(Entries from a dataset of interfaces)
--- START ---

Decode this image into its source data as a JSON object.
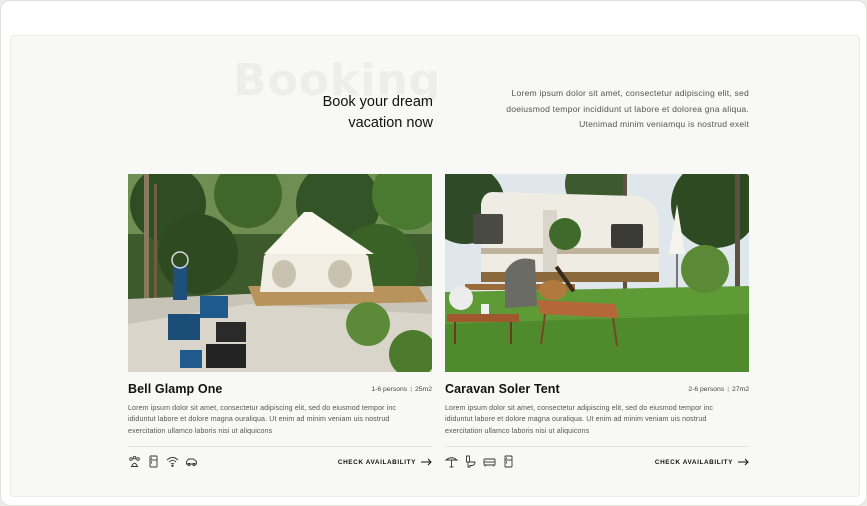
{
  "hero": {
    "watermark": "Booking",
    "headline_line1": "Book your dream",
    "headline_line2": "vacation now",
    "intro_line1": "Lorem ipsum dolor sit amet, consectetur adipiscing elit, sed",
    "intro_line2": "doeiusmod tempor incididunt ut labore et dolorea gna aliqua.",
    "intro_line3": "Utenimad minim veniamqu is nostrud exeit"
  },
  "cards": [
    {
      "title": "Bell Glamp One",
      "persons": "1-6 persons",
      "area": "25m2",
      "desc_line1": "Lorem ipsum dolor sit amet, consectetur adipiscing elit, sed do eiusmod tempor inc",
      "desc_line2": "ididuntut labore et dolore magna ouraliqua. Ut enim ad minim veniam uis nostrud",
      "desc_line3": "exercitation ullamco laboris nisi ut aliquicons",
      "amenities": [
        "pets-icon",
        "fridge-icon",
        "wifi-icon",
        "car-icon"
      ],
      "cta": "CHECK AVAILABILITY"
    },
    {
      "title": "Caravan Soler Tent",
      "persons": "2-6 persons",
      "area": "27m2",
      "desc_line1": "Lorem ipsum dolor sit amet, consectetur adipiscing elit, sed do eiusmod tempor inc",
      "desc_line2": "ididuntut labore et dolore magna ouraliqua. Ut enim ad minim veniam uis nostrud",
      "desc_line3": "exercitation ullamco laboris nisi ut aliquicons",
      "amenities": [
        "umbrella-icon",
        "toilet-icon",
        "sofa-icon",
        "fridge-icon"
      ],
      "cta": "CHECK AVAILABILITY"
    }
  ],
  "colors": {
    "background": "#f8f8f6",
    "text": "#111111",
    "muted": "#555555",
    "grass": "#5e9a36",
    "forest": "#2e4a23"
  }
}
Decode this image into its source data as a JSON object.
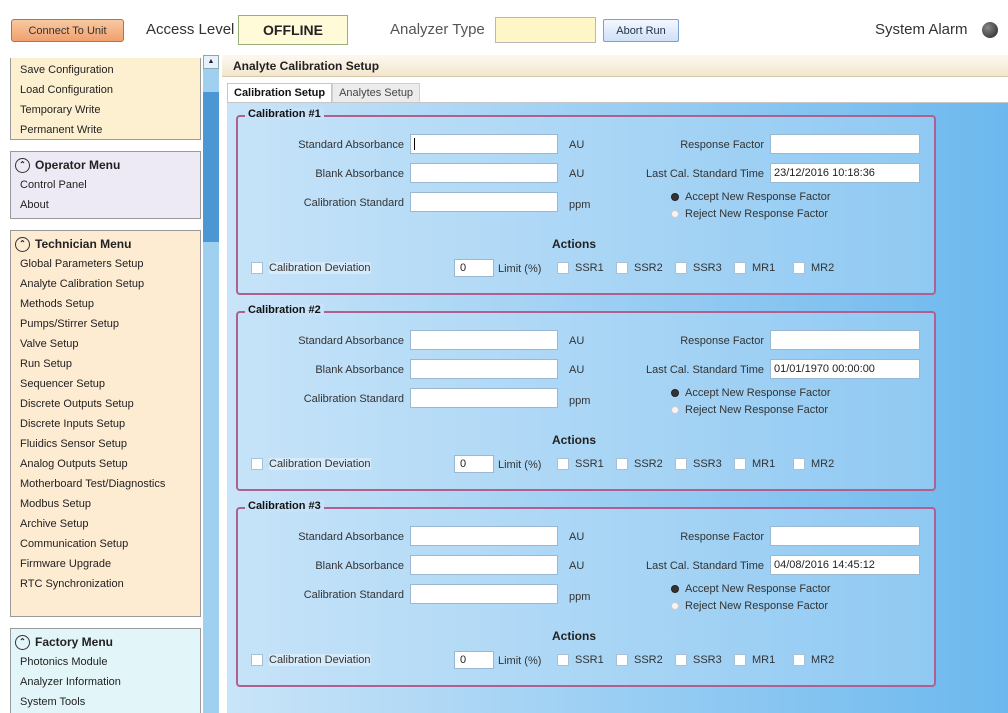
{
  "topbar": {
    "connect_label": "Connect To Unit",
    "access_label": "Access Level",
    "access_value": "OFFLINE",
    "analyzer_label": "Analyzer Type",
    "analyzer_value": "",
    "abort_label": "Abort Run",
    "alarm_label": "System Alarm",
    "alarm_icon": "alarm-led-icon"
  },
  "sidebar": {
    "file_items": [
      "Save Configuration",
      "Load Configuration",
      "Temporary Write",
      "Permanent Write"
    ],
    "operator": {
      "title": "Operator Menu",
      "items": [
        "Control Panel",
        "About"
      ]
    },
    "technician": {
      "title": "Technician Menu",
      "items": [
        "Global Parameters Setup",
        "Analyte Calibration Setup",
        "Methods Setup",
        "Pumps/Stirrer Setup",
        "Valve Setup",
        "Run Setup",
        "Sequencer Setup",
        "Discrete Outputs Setup",
        "Discrete Inputs Setup",
        "Fluidics Sensor Setup",
        "Analog Outputs Setup",
        "Motherboard Test/Diagnostics",
        "Modbus Setup",
        "Archive Setup",
        "Communication Setup",
        "Firmware Upgrade",
        "RTC Synchronization"
      ]
    },
    "factory": {
      "title": "Factory Menu",
      "items": [
        "Photonics Module",
        "Analyzer Information",
        "System Tools"
      ]
    }
  },
  "main": {
    "panel_title": "Analyte Calibration Setup",
    "tabs": [
      "Calibration Setup",
      "Analytes Setup"
    ],
    "labels": {
      "std_abs": "Standard Absorbance",
      "blank_abs": "Blank Absorbance",
      "cal_std": "Calibration Standard",
      "unit_au": "AU",
      "unit_ppm": "ppm",
      "response_factor": "Response Factor",
      "last_cal_time": "Last Cal. Standard Time",
      "accept_rf": "Accept New Response Factor",
      "reject_rf": "Reject New Response Factor",
      "actions": "Actions",
      "cal_deviation": "Calibration Deviation",
      "limit": "Limit (%)",
      "ssr1": "SSR1",
      "ssr2": "SSR2",
      "ssr3": "SSR3",
      "mr1": "MR1",
      "mr2": "MR2"
    },
    "calibrations": [
      {
        "title": "Calibration #1",
        "std_abs": "",
        "blank_abs": "",
        "cal_std": "",
        "response_factor": "",
        "last_cal_time": "23/12/2016 10:18:36",
        "limit": "0"
      },
      {
        "title": "Calibration #2",
        "std_abs": "",
        "blank_abs": "",
        "cal_std": "",
        "response_factor": "",
        "last_cal_time": "01/01/1970 00:00:00",
        "limit": "0"
      },
      {
        "title": "Calibration #3",
        "std_abs": "",
        "blank_abs": "",
        "cal_std": "",
        "response_factor": "",
        "last_cal_time": "04/08/2016 14:45:12",
        "limit": "0"
      }
    ]
  },
  "colors": {
    "accent_orange": "#f0a070",
    "border_magenta": "#b0608e",
    "content_blue": "#6cb8ee",
    "scroll_thumb": "#4b97d4"
  }
}
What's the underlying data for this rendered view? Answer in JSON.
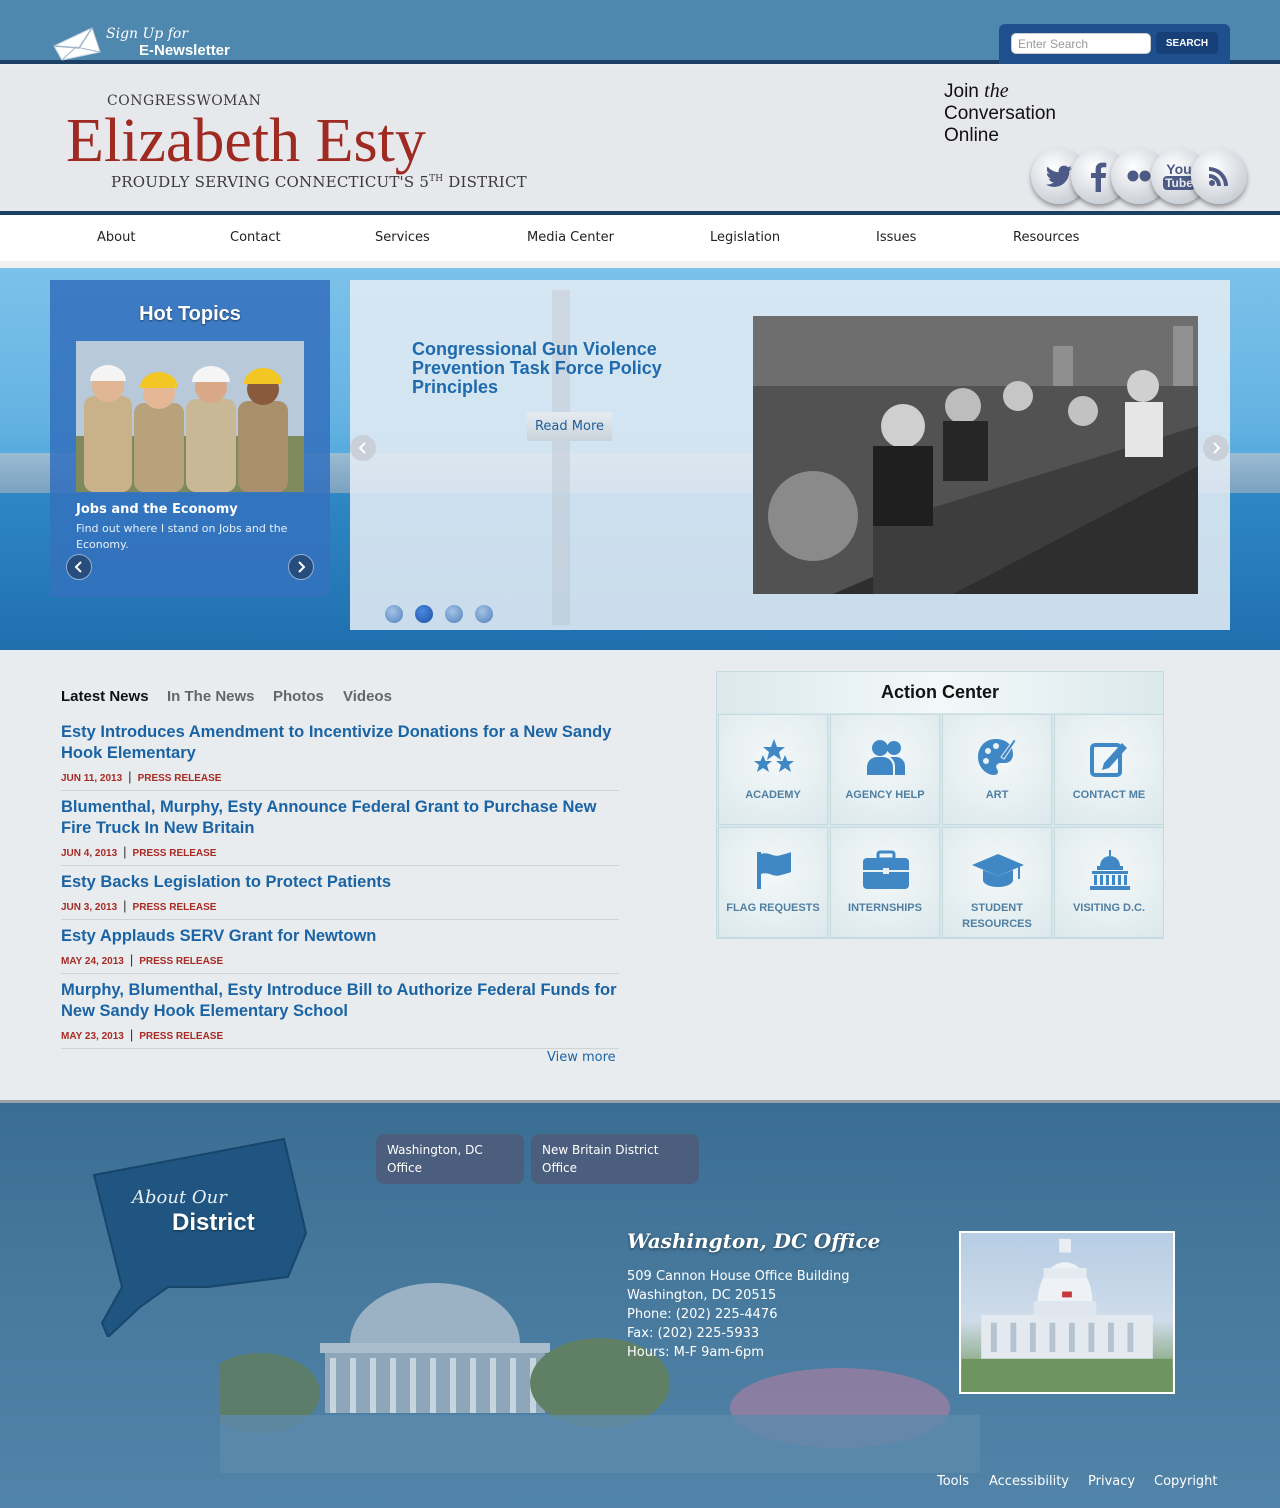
{
  "top": {
    "newsletter_line1": "Sign Up for",
    "newsletter_line2": "E-Newsletter",
    "search_placeholder": "Enter Search",
    "search_button": "SEARCH"
  },
  "header": {
    "title_small": "CONGRESSWOMAN",
    "name": "Elizabeth Esty",
    "tagline_pre": "PROUDLY SERVING CONNECTICUT'S ",
    "tagline_num": "5",
    "tagline_sup": "TH",
    "tagline_post": " DISTRICT",
    "join_1": "Join",
    "join_the": "the",
    "join_2": "Conversation",
    "join_3": "Online",
    "social": [
      "twitter",
      "facebook",
      "flickr",
      "youtube",
      "rss"
    ],
    "youtube_top": "You",
    "youtube_bottom": "Tube"
  },
  "nav": [
    "About",
    "Contact",
    "Services",
    "Media Center",
    "Legislation",
    "Issues",
    "Resources"
  ],
  "hot_topics": {
    "heading": "Hot Topics",
    "item_title": "Jobs and the Economy",
    "item_desc": "Find out where I stand on Jobs and the Economy."
  },
  "slider": {
    "title": "Congressional Gun Violence Prevention Task Force Policy Principles",
    "read_more": "Read More",
    "dots": 4,
    "active_dot": 2
  },
  "news": {
    "tabs": [
      "Latest News",
      "In The News",
      "Photos",
      "Videos"
    ],
    "active_tab": "Latest News",
    "items": [
      {
        "title": "Esty Introduces Amendment to Incentivize Donations for a New Sandy Hook Elementary",
        "date": "JUN 11, 2013",
        "type": "PRESS RELEASE"
      },
      {
        "title": "Blumenthal, Murphy, Esty Announce Federal Grant to Purchase New Fire Truck In New Britain",
        "date": "JUN 4, 2013",
        "type": "PRESS RELEASE"
      },
      {
        "title": "Esty Backs Legislation to Protect Patients",
        "date": "JUN 3, 2013",
        "type": "PRESS RELEASE"
      },
      {
        "title": "Esty Applauds SERV Grant for Newtown",
        "date": "MAY 24, 2013",
        "type": "PRESS RELEASE"
      },
      {
        "title": "Murphy, Blumenthal, Esty Introduce Bill to Authorize Federal Funds for New Sandy Hook Elementary School",
        "date": "MAY 23, 2013",
        "type": "PRESS RELEASE"
      }
    ],
    "view_more": "View more"
  },
  "action_center": {
    "heading": "Action Center",
    "tiles": [
      {
        "label": "ACADEMY",
        "icon": "stars-icon"
      },
      {
        "label": "AGENCY HELP",
        "icon": "people-icon"
      },
      {
        "label": "ART",
        "icon": "palette-icon"
      },
      {
        "label": "CONTACT ME",
        "icon": "edit-icon"
      },
      {
        "label": "FLAG REQUESTS",
        "icon": "flag-icon"
      },
      {
        "label": "INTERNSHIPS",
        "icon": "briefcase-icon"
      },
      {
        "label": "STUDENT RESOURCES",
        "icon": "graduation-cap-icon"
      },
      {
        "label": "VISITING D.C.",
        "icon": "capitol-icon"
      }
    ]
  },
  "footer": {
    "about_1": "About Our",
    "about_2": "District",
    "office_tabs": [
      "Washington, DC Office",
      "New Britain District Office"
    ],
    "office_title": "Washington, DC Office",
    "address_1": "509 Cannon House Office Building",
    "address_2": "Washington, DC 20515",
    "phone": "Phone: (202) 225-4476",
    "fax": "Fax: (202) 225-5933",
    "hours": "Hours: M-F 9am-6pm",
    "links": [
      "Tools",
      "Accessibility",
      "Privacy",
      "Copyright"
    ]
  }
}
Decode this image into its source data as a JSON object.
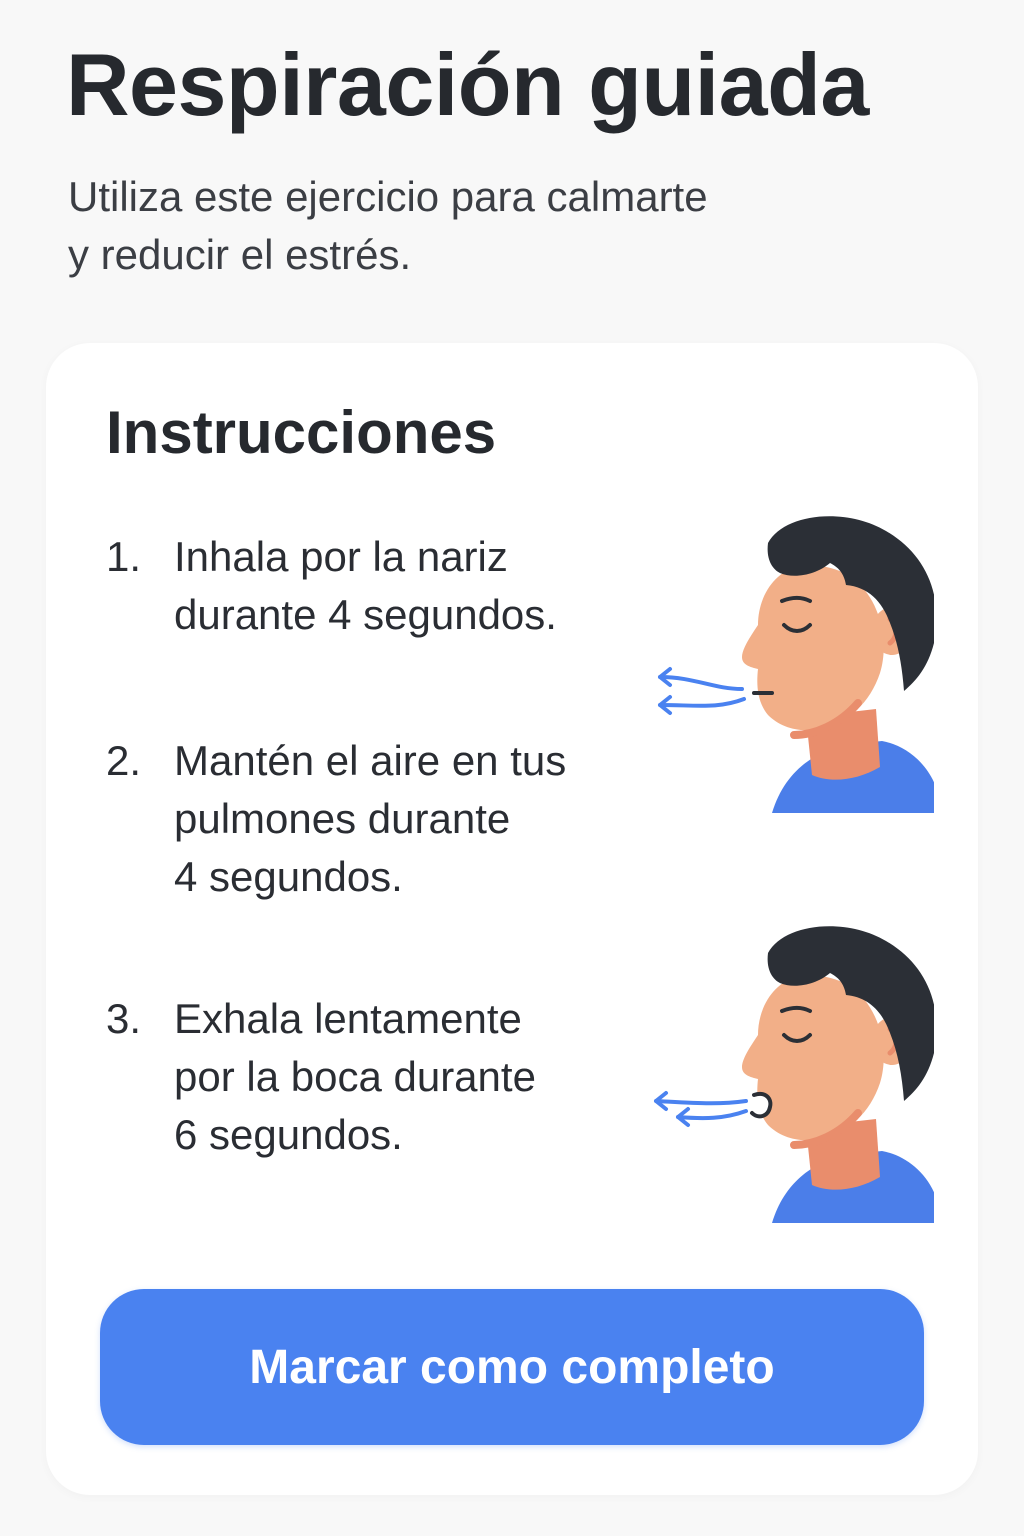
{
  "header": {
    "title": "Respiración guiada",
    "subtitle_lines": [
      "Utiliza este ejercicio para calmarte",
      "y reducir el estrés."
    ]
  },
  "card": {
    "title": "Instrucciones",
    "steps": [
      {
        "number": "1.",
        "lines": [
          "Inhala por la nariz",
          "durante 4 segundos."
        ]
      },
      {
        "number": "2.",
        "lines": [
          "Mantén el aire en tus",
          "pulmones durante",
          "4 segundos."
        ]
      },
      {
        "number": "3.",
        "lines": [
          "Exhala lentamente",
          "por la boca durante",
          "6 segundos."
        ]
      }
    ],
    "illustrations": [
      {
        "icon": "person-inhaling-icon",
        "mouth": "closed",
        "airflow": "inhale"
      },
      {
        "icon": "person-exhaling-icon",
        "mouth": "open",
        "airflow": "exhale"
      }
    ],
    "button_label": "Marcar como completo"
  },
  "colors": {
    "background": "#f8f8f8",
    "card": "#ffffff",
    "accent": "#4a82f0",
    "hair": "#2b2f36",
    "skin": "#f2af88",
    "skin_shadow": "#e98d6c",
    "shirt": "#4b7ee9",
    "airflow": "#4a82f0"
  }
}
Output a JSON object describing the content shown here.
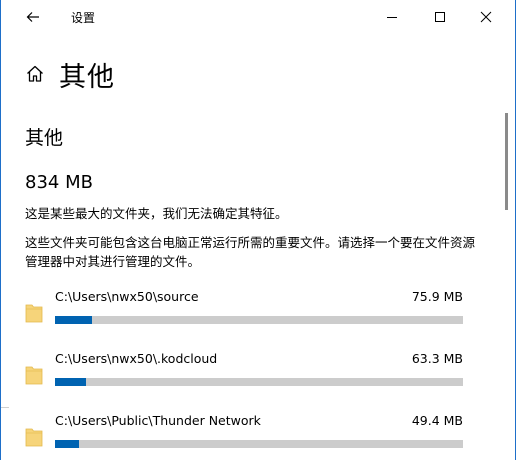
{
  "window": {
    "title": "设置",
    "controls": {
      "minimize": "minimize",
      "maximize": "maximize",
      "close": "close"
    }
  },
  "page": {
    "title": "其他"
  },
  "section": {
    "title": "其他",
    "total_size": "834 MB",
    "description_1": "这是某些最大的文件夹，我们无法确定其特征。",
    "description_2": "这些文件夹可能包含这台电脑正常运行所需的重要文件。请选择一个要在文件资源管理器中对其进行管理的文件。"
  },
  "folders": [
    {
      "path": "C:\\Users\\nwx50\\source",
      "size": "75.9 MB",
      "fraction": 0.09
    },
    {
      "path": "C:\\Users\\nwx50\\.kodcloud",
      "size": "63.3 MB",
      "fraction": 0.076
    },
    {
      "path": "C:\\Users\\Public\\Thunder Network",
      "size": "49.4 MB",
      "fraction": 0.059
    }
  ],
  "colors": {
    "accent": "#0063b1",
    "bar_track": "#cccccc",
    "window_border": "#1e6fc9",
    "folder": "#f6d47a"
  },
  "icons": [
    "back-arrow-icon",
    "minimize-icon",
    "maximize-icon",
    "close-icon",
    "home-icon",
    "folder-icon"
  ]
}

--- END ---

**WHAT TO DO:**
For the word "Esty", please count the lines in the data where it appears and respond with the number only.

**WRITTEN SOLUTION:**
6